For the former, SBA provided clarity by changing the rule to expressly allow individually-owned 8(a)s to receive a sole source award above the $4.5M and $7M competitive thresholds where one of the exceptions to competition set forth in FAR 6.302 exists. For the latter, SBA amended the rule to clarify that an agency may not issue a sole source contract that exceeds $25M (civilian) or $100M (DOD) to an individually-owned 8(a) concern unless the agency justifies the award under FAR 19.808–1 or DFARS 219.808–1(a). This was added to the regulation because, as SBA commented, "the FAR and DFARS [J&A] provisions are not restricted to entity-owned Participants."


Simply put, SBA's rule may very well be a game changer for individually-owned 8(a) entities as SBA clarified that those entities can indeed receive sole source awards of significant value. As amended, SBA's regulation at 13 C.F.R. § 124.506(d) states: [1]

  • (d) Sole source above thresholds. Where a contract opportunity exceeds the applicable threshold amount and there is not a reasonable expectation that at least two eligible 8(a) Participants will submit offers at a fair price, the AA/BD may accept the requirement for a sole source 8(a) award if he or she determines that an eligible Participant in the 8(a) portfolio is capable of performing the requirement at a fair price. The AA/BD may also accept a requirement that exceeds the applicable competitive threshold amount for a sole source 8(a) award if he or she determines that a FAR exception (48 CFR 6.302) to full and open competition exists (e.g., unusual and compelling urgency). An agency may not award an 8(a) sole source contract under this paragraph for an amount exceeding $25,000,000, or $100,000,000 for an agency of the Department of Defense, unless the contracting officer justifies the use of a sole source contract in writing and has obtained the necessary approval under FAR § 19.808–1 or DFAR § 219.808–1(a).

Finally, as previously discussed on this blog, individually-owned 8(a) entities are eligible to receive sole source awards for a longer period of time. Last November, in a rule to increase various 8(a) thresholds for inflation, SBA revised its regulations to allow individually-owned 8(a) entities to remain eligible for sole source awards so long as their total lifetime aggregate of competitive and sole source 8(a) awards do not surpass $168.5M (an increase from $100M). [2]


Takeaway


SBA's clarifications are welcome news for individually-owned 8(a) entities, particularly as we push further into Q4. Under the clarified rule, an individually-owned 8(a) may receive a sole source contract above $4.5M ($7M for manufacturing): (1) where there is not a reasonable expectation that another 8(a) will submit an offer at a fair price (and one 8(a) can perform at a fair price) or (2) where the agency justifies the sole source contract under FAR 6.302. Further, because the "provisions [under FAR 19.808–1 or DFARS 219.808–1] are not restricted to entity-owned Participants," SBA clarified that individually-owned 8(a) entities may even receive sole source awards above $25M (civilian) or $100M (DOD) when properly justified (or under those amounts, and without a J&A, where there is not a reasonable expectation that another 8(a) will submit an offer at fair price).
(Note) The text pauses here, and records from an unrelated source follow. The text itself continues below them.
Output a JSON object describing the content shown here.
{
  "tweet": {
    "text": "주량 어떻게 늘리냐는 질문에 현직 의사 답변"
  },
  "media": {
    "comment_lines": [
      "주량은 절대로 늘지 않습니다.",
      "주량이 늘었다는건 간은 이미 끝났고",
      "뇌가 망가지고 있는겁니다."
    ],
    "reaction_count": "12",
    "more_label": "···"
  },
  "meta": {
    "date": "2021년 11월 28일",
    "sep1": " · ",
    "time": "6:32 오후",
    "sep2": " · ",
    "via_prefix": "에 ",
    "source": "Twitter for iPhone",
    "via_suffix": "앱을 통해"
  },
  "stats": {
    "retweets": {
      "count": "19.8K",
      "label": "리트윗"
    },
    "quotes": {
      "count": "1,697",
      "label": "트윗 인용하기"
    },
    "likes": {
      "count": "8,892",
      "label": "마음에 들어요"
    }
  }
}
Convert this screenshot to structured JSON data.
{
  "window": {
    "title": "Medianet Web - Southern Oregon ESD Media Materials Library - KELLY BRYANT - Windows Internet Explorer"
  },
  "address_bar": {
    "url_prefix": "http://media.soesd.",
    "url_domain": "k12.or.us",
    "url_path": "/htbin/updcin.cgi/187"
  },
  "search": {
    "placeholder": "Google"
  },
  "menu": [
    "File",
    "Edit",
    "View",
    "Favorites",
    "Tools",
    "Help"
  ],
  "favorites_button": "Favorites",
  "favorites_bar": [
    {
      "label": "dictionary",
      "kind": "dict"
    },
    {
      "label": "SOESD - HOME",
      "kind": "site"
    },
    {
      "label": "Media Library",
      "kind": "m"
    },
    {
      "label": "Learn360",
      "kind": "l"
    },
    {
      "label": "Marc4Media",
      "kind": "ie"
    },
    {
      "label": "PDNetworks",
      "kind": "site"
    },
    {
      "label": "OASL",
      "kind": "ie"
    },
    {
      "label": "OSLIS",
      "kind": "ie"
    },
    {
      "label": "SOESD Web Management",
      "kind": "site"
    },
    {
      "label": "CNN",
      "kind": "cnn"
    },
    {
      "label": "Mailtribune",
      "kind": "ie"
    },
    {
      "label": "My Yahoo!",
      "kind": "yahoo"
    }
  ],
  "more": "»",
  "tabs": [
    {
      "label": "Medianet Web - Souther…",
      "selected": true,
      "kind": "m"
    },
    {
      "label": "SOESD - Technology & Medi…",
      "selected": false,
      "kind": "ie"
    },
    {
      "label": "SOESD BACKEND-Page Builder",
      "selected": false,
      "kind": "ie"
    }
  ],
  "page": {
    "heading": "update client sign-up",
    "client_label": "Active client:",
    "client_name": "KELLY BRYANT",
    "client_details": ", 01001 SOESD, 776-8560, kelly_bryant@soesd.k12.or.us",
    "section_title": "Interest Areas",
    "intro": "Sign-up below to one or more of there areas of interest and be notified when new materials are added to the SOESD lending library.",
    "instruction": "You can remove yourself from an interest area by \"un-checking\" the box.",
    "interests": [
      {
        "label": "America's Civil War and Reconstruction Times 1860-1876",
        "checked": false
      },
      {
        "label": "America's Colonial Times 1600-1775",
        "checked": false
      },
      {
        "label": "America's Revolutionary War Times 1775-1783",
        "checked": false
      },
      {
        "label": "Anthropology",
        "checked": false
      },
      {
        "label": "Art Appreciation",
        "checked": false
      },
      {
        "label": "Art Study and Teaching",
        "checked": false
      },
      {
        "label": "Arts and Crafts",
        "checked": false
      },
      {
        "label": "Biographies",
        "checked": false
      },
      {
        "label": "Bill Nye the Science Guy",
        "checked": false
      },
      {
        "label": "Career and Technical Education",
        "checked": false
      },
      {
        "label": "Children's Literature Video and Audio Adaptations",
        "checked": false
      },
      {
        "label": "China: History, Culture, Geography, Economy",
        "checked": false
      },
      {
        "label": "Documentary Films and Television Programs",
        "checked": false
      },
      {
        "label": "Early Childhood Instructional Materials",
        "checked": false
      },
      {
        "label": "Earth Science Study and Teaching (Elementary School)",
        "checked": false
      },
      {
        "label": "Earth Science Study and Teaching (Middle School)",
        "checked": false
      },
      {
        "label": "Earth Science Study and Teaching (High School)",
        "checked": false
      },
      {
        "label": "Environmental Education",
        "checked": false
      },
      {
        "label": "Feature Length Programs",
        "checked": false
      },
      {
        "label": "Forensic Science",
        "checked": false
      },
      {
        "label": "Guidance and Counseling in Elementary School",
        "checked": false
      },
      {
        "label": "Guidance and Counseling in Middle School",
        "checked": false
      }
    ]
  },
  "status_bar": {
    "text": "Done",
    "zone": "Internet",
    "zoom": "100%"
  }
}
__________


[1] The prior version of Section 124.506(d) stated: "(d) Sole source above thresholds. Where a contract opportunity exceeds the applicable threshold amount and there is not a reasonable expectation that at least two eligible 8(a) Participants will submit offers at a fair price, the AA/BD may accept the requirement for a sole source 8(a) award if he or she determines that an eligible Participant in the 8(a) portfolio is capable of performing the requirement at a fair price."


[2] On July 19, 2023, the interim provisions of SBA's rule were finalized "without change." Small Business Size Standards: Adjustment of Monetary-Based Size Standards, Disadvantage Thresholds, and 8(a) Eligibility Thresholds for Inflation, 88 Fed. Reg. 46,048 (July 19, 2023).


. . .


#govcon #smallbusiness


gcj_box.png
Contact Maynard Nexsen
Search By Tags
Connect
  • Matross Edwards
  • LinkedIn
  • Twitter
  • Podcast
  • Spotify
  • TuneIn

Thanks for subscribing!

bottom of page